by fartz on Mon 3rd May 2010 10:39 UTC
Member since:

It's a shame you and so many other wannabe Internet lawyers are a bunch of shrill alarmists that can't do a minute's worth of Googling, because if you'd taken a moment to stop raging against the Man you'd have found this:

You're only responsible for paying a license as a content creator if you're also the replicator of, say, a physical medium such as a Blu-ray disc. This means that even if you *are* a band selling a concert disc as in the article's example, if you're not the one pressing the disc, you're not paying the fee--the plant pays that fee, which they're going to pass on to you anyway. If you're burning the discs and selling them yourself, then you're responsible for paying up, which will surely kill you at all of two cents per disc. Even if you don't pay, MPEG LA are far more concerned about large corporations than your two-bit garage band. Furthermore, you don't have to pay anything if you're offering videos for free streaming.

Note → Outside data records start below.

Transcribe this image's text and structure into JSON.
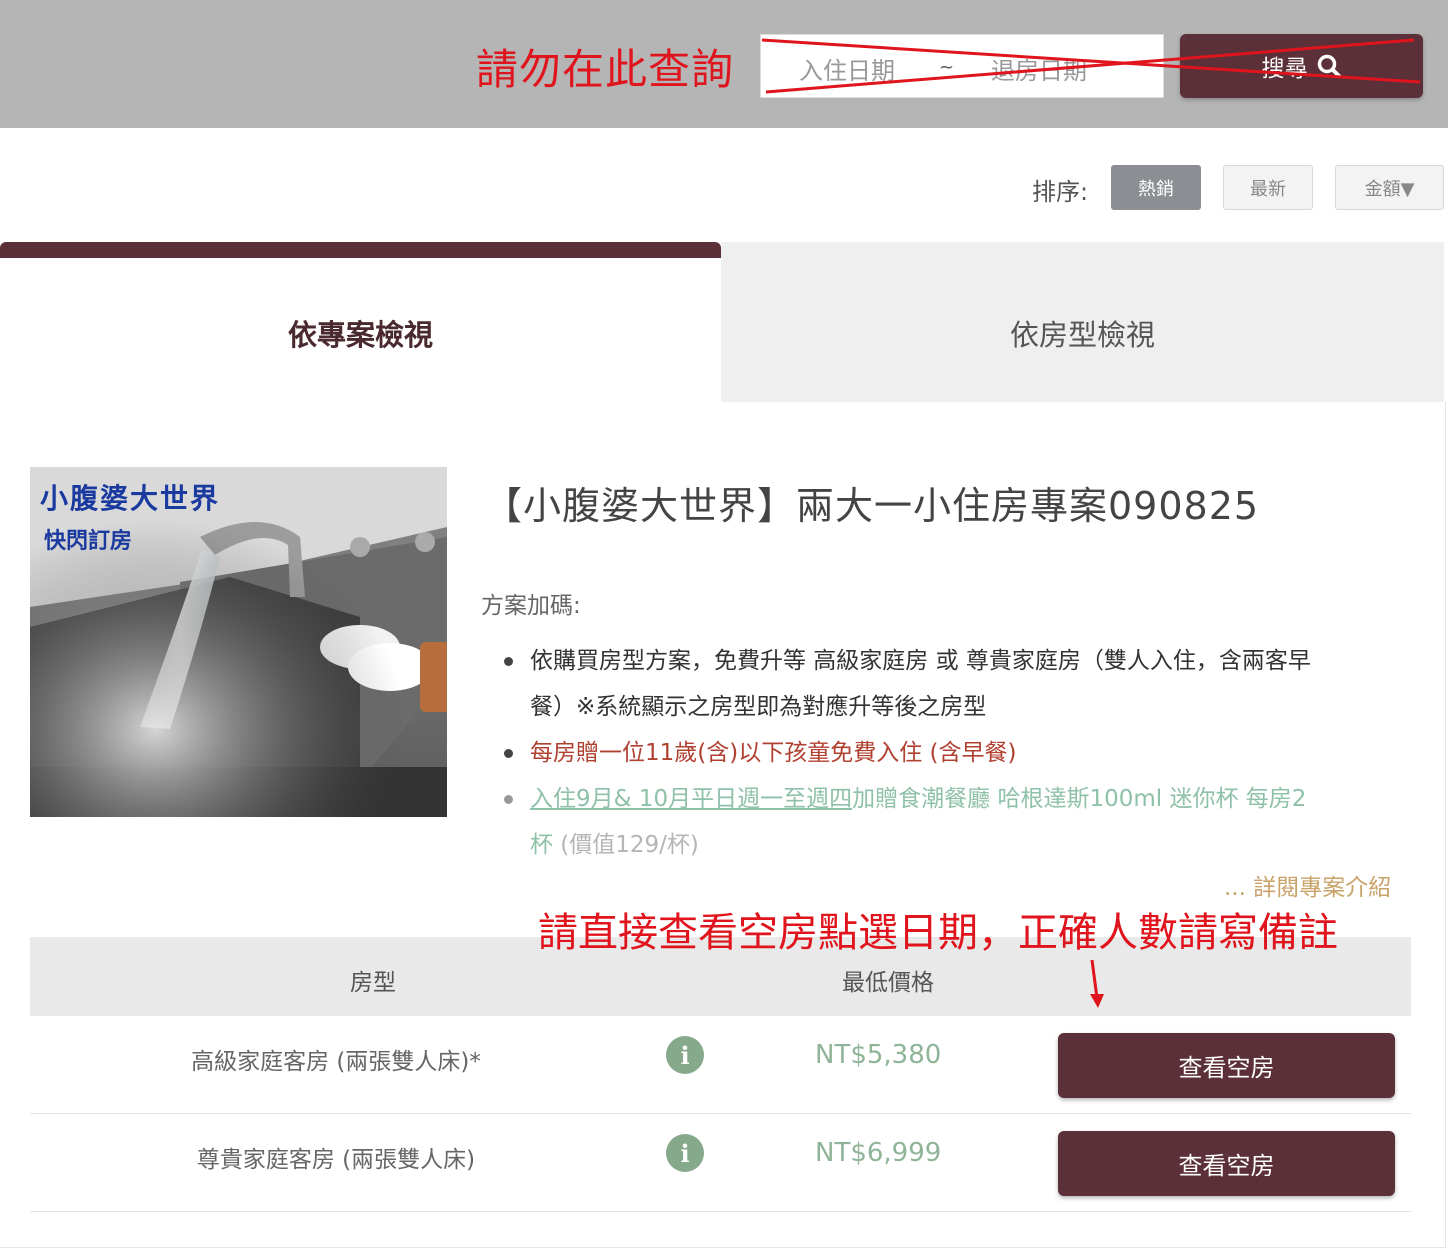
{
  "search": {
    "warning": "請勿在此查詢",
    "checkin_placeholder": "入住日期",
    "separator": "~",
    "checkout_placeholder": "退房日期",
    "button_label": "搜尋"
  },
  "sort": {
    "label": "排序:",
    "options": [
      "熱銷",
      "最新",
      "金額▼"
    ],
    "active_index": 0
  },
  "tabs": [
    {
      "label": "依專案檢視",
      "active": true
    },
    {
      "label": "依房型檢視",
      "active": false
    }
  ],
  "promo_image": {
    "title": "小腹婆大世界",
    "subtitle": "快閃訂房"
  },
  "plan": {
    "title": "【小腹婆大世界】兩大一小住房專案090825",
    "bonus_label": "方案加碼:",
    "bullet1_line1": "依購買房型方案，免費升等 高級家庭房 或 尊貴家庭房（雙人入住，含兩客早",
    "bullet1_line2": "餐）※系統顯示之房型即為對應升等後之房型",
    "bullet2": "每房贈一位11歲(含)以下孩童免費入住 (含早餐)",
    "bullet3_link": "入住9月& 10月平日週一至週四",
    "bullet3_rest_line1": "加贈食潮餐廳 哈根達斯100ml 迷你杯 每房2",
    "bullet3_line2a": "杯",
    "bullet3_line2b": " (價值129/杯)",
    "more_link": "... 詳閱專案介紹"
  },
  "annotation": {
    "note": "請直接查看空房點選日期，正確人數請寫備註"
  },
  "table": {
    "headers": {
      "room_type": "房型",
      "min_price": "最低價格"
    },
    "rows": [
      {
        "name": "高級家庭客房 (兩張雙人床)*",
        "price": "NT$5,380",
        "button": "查看空房"
      },
      {
        "name": "尊貴家庭客房 (兩張雙人床)",
        "price": "NT$6,999",
        "button": "查看空房"
      }
    ]
  },
  "colors": {
    "brand": "#5b3038",
    "warning_red": "#e0141c",
    "price_green": "#8fb498",
    "link_gold": "#c9a36a"
  }
}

Seriously suggesting distribution of video in MJPEG (huge) or Theora (macroblock dance party viewed through Vaseline-smeared screen) isn't even deserving of further comment.

Edited 2010-05-03 10:47 UTC

Reply Score: 2